This material contains high temperature capabilities, meaning it has a low thermal expansion coefficient which gives good thermal shock resistance compared to other ceramic materials. The material is up to 58% lighter than steel silicon (Carter, 2009). As the material is lighter it means a smaller force is needed to roll the element. The main advantage to this is that silicon nitride can carry similar loads to that of silicon steel with less force needed.
Zirconia:
Zirconia was made for high performance duties such as (atmospheric journeys). This means the material has the highest temperature ability. However, this material has a high thermal expansion (almost like steel) but weighs less so it does not have the same weight saving and thermal shock resistance found in other ceramic materials. (Carter, 2009)
Zirconia is used when low loads are applied or when high temperature capabilities are needed (corrosive too).
(iii)
Porosity refers to a measure of void (empty spaces in a material) and is a fraction of the volume of voids over the total volume between 0% and 100% (Quora, 2003)
Technical ceramics do not have open porosity. To achieve porosity manufacturing process must be done (use of additives). This then allows closed and open pores to be created, ranging from nm to µm.
Porosity can have various effects on the mechanical properties of ceramics (as chosen). The following properties are effected:
 Compressive strength
 Density
 Fatigue
 Young’s modulus
 Fracture toughness
 Shear modulus
 Tensile strength
Any residual porosity will influence elastic properties and strength. For some materials, the magnitude of the modulus of elasticity E decreases with volume fraction per;
It is known that porosity affects flexural strength as it reduces crosssectional area. It also results in pores acting as stress concentrates. (Duffy, 2010)
(iv)
Below is a completed table for ceramic materials having 20vol% porosity. This is done by using the following;
The below calculation for silicon nitride is done for clarity;
)
= 199.424 GPa
Where is the modulus of elasticity and is the porosity volume.
Table 5 Ceramic materials with 20vol%
Material 
Modulus of Elasticity GPa 
Porosity at 20vol% 
E(20%) Porosity GPa 
Silicon nitirde 
304 
0.2 
199.424 
Zirconia 
205 
0.2 
134.48 
Silicon carbide 
345 
0.2 
226.32 
Aluminum oxide 
393 
0.2 
257.808 
Glassceramic 
120 
0.2 
78.72 
Mullite 
145 
0.2 
95.12 
Spinel 
260 
0.2 

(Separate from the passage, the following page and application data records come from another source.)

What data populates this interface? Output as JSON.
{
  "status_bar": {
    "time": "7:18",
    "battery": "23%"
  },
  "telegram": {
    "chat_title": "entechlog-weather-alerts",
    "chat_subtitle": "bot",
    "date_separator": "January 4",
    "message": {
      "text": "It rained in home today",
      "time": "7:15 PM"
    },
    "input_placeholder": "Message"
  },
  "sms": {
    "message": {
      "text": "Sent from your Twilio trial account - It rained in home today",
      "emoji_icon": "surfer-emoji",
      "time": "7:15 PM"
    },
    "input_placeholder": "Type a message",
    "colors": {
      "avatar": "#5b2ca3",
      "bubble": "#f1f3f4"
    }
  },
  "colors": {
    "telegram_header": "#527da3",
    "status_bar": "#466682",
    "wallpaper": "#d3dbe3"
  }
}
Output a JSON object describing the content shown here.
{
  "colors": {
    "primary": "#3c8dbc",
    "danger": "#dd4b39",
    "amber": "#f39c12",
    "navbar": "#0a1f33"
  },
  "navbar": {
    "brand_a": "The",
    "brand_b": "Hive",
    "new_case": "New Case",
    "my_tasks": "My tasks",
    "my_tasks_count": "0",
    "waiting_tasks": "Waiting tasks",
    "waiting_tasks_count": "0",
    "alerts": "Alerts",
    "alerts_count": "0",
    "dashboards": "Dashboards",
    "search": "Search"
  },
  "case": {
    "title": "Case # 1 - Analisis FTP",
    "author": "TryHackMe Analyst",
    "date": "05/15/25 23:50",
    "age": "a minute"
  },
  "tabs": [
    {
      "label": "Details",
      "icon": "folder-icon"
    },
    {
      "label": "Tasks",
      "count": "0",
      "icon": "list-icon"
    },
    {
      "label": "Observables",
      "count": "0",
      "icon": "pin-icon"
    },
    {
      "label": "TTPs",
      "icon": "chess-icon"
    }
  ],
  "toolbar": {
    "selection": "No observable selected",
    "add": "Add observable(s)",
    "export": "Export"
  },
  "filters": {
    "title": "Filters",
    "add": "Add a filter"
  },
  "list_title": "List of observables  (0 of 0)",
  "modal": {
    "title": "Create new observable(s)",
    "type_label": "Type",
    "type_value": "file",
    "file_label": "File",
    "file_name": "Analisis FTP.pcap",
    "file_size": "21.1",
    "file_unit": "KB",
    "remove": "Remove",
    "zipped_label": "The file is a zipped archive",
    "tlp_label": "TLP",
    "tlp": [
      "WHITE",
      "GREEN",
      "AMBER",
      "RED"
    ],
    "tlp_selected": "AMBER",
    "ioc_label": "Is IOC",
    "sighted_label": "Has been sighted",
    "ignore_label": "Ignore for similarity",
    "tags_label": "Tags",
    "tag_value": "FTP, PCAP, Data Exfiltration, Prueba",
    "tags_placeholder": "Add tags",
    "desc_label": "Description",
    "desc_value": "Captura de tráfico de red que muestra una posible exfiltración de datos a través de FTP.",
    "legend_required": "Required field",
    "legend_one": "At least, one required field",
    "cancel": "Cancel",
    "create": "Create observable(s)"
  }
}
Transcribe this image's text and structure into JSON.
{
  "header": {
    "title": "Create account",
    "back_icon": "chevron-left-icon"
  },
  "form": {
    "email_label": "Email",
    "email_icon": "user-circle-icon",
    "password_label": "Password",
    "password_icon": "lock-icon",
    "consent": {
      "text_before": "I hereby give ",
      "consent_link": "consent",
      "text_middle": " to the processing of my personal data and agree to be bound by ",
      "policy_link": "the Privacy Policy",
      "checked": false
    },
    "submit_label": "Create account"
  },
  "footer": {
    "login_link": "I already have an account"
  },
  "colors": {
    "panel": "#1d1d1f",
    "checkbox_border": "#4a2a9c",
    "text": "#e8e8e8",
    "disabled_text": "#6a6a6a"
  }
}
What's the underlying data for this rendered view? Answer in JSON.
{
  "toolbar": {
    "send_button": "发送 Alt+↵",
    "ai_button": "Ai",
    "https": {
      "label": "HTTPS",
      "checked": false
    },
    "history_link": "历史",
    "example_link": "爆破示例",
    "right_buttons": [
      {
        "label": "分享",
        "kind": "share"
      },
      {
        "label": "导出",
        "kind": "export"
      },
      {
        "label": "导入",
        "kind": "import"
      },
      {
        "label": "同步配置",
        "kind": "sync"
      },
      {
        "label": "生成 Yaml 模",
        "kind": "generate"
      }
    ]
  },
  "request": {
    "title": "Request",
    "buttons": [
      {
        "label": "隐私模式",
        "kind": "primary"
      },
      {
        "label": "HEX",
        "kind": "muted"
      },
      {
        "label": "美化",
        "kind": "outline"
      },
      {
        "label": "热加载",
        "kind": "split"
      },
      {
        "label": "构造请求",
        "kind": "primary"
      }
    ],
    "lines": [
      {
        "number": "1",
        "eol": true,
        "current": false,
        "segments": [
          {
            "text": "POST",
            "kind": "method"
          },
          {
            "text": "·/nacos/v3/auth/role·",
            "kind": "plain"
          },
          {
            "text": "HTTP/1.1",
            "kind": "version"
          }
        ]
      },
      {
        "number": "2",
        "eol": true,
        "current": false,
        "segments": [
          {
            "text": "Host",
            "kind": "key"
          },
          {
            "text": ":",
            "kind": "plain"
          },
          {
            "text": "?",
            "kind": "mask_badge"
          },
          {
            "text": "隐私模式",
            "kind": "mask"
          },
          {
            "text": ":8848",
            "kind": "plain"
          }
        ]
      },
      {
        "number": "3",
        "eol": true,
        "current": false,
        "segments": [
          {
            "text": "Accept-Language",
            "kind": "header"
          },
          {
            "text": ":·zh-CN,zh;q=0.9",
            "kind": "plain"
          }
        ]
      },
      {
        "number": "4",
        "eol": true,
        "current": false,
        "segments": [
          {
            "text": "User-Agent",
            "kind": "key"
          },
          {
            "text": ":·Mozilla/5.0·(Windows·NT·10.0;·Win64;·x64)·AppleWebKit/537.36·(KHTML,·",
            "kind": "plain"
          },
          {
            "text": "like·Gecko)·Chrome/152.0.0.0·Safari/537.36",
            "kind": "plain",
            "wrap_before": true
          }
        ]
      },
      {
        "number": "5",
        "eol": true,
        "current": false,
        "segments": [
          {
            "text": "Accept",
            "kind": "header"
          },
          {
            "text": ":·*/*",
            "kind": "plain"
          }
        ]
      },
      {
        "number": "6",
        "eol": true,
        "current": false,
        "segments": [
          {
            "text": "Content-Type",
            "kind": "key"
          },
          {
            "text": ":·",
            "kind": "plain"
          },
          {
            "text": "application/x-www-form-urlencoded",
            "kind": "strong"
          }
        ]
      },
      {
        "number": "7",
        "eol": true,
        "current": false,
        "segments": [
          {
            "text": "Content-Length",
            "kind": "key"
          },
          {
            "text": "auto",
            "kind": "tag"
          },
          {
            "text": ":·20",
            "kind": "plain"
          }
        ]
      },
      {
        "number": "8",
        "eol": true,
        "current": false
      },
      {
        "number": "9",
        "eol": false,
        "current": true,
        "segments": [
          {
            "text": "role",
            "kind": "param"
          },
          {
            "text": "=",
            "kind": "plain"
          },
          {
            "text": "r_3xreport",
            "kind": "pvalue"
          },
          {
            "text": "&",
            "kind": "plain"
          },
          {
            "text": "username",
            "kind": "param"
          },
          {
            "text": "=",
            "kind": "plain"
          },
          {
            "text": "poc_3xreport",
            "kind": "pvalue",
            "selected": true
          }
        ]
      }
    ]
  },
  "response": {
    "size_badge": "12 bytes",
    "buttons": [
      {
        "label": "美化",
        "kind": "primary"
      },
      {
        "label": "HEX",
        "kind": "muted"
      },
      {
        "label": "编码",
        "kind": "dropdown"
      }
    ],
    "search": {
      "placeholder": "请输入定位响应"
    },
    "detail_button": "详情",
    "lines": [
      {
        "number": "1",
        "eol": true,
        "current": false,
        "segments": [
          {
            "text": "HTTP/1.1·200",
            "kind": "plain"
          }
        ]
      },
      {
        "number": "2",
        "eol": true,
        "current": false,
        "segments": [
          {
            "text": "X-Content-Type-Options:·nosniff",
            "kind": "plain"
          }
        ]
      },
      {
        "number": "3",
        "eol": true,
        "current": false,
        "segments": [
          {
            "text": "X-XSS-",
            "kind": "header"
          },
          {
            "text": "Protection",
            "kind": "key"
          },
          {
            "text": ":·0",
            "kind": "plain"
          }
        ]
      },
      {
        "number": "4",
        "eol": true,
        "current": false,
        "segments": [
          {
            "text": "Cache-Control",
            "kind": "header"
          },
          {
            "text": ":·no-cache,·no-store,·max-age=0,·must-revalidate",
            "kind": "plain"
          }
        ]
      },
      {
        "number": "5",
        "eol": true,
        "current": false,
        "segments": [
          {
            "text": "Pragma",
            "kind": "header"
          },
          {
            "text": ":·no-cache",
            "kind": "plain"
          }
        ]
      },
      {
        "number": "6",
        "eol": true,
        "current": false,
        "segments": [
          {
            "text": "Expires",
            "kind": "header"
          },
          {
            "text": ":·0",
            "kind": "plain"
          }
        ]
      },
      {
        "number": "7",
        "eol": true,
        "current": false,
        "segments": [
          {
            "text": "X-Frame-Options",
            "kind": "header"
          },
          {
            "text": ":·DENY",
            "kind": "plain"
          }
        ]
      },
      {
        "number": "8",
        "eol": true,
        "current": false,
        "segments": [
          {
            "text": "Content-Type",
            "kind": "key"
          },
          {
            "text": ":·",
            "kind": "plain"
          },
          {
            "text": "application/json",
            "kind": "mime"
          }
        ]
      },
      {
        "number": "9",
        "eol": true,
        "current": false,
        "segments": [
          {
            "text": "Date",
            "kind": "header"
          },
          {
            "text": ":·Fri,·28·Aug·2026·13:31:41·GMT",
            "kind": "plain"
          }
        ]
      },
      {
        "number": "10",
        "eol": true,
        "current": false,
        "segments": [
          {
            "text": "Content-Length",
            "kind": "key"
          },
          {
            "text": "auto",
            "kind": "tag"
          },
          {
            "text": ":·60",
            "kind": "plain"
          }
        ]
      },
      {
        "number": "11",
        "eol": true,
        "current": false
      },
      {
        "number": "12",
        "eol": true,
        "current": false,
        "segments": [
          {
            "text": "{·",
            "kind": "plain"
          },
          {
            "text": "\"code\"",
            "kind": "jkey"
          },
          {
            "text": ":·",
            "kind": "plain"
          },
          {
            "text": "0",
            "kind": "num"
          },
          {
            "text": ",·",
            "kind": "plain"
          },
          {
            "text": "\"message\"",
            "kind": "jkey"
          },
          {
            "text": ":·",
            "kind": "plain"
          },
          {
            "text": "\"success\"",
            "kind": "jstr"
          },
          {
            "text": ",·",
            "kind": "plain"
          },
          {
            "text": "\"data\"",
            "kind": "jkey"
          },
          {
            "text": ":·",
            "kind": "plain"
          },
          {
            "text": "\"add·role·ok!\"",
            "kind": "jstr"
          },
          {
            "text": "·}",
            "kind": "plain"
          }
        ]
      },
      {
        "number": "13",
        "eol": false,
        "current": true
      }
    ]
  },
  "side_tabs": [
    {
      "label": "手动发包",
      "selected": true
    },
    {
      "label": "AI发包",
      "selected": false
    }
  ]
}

170.56 
Magnesium oxide 
225 
0.2 
147.6 
Fused silica 
73 
0.2 
47.888 
Sodalime glass 
69 
0.2 
45.264 
As seen from the above, silicon nitride is the ceramic material resulting in a modulus of elasticity when having a porosity volume of 20%.
References
Carter, 2009. Carter. [Online]
Available at: http://www.carterbearings.co.uk/unasis/hybridandceramicbearings/ceramicmatericalsandtheirpropertiespart2/
[Accessed Saturday Feburary 2017].
Duffy, J., 2010. Moodle. [Online]
Available at: http://moodle.itb.ie/pluginfile.php/115304/mod_resource/content/0/CES%20EduPack%20%20USEFUL%20SOLUTIONS%20to%20COMMON%20PROBLEMS%202008%20%2001Jan13.pdf
[Accessed Wednesday Feburary 2017].
Edupack, C., 2006. s.l.: s.n.
Ibsco, 2011. Ibsco. [Online]
Available at: http://www.ibsco.com/ceramicballbearings.php
[Accessed Saturday Feburary 2017].
Quora, 2003. Quora. [Online]
Available at: 2017
[Accessed Wednesday Feburary 2017].
Cite This Work
To export a reference to this article please select a referencing stye below: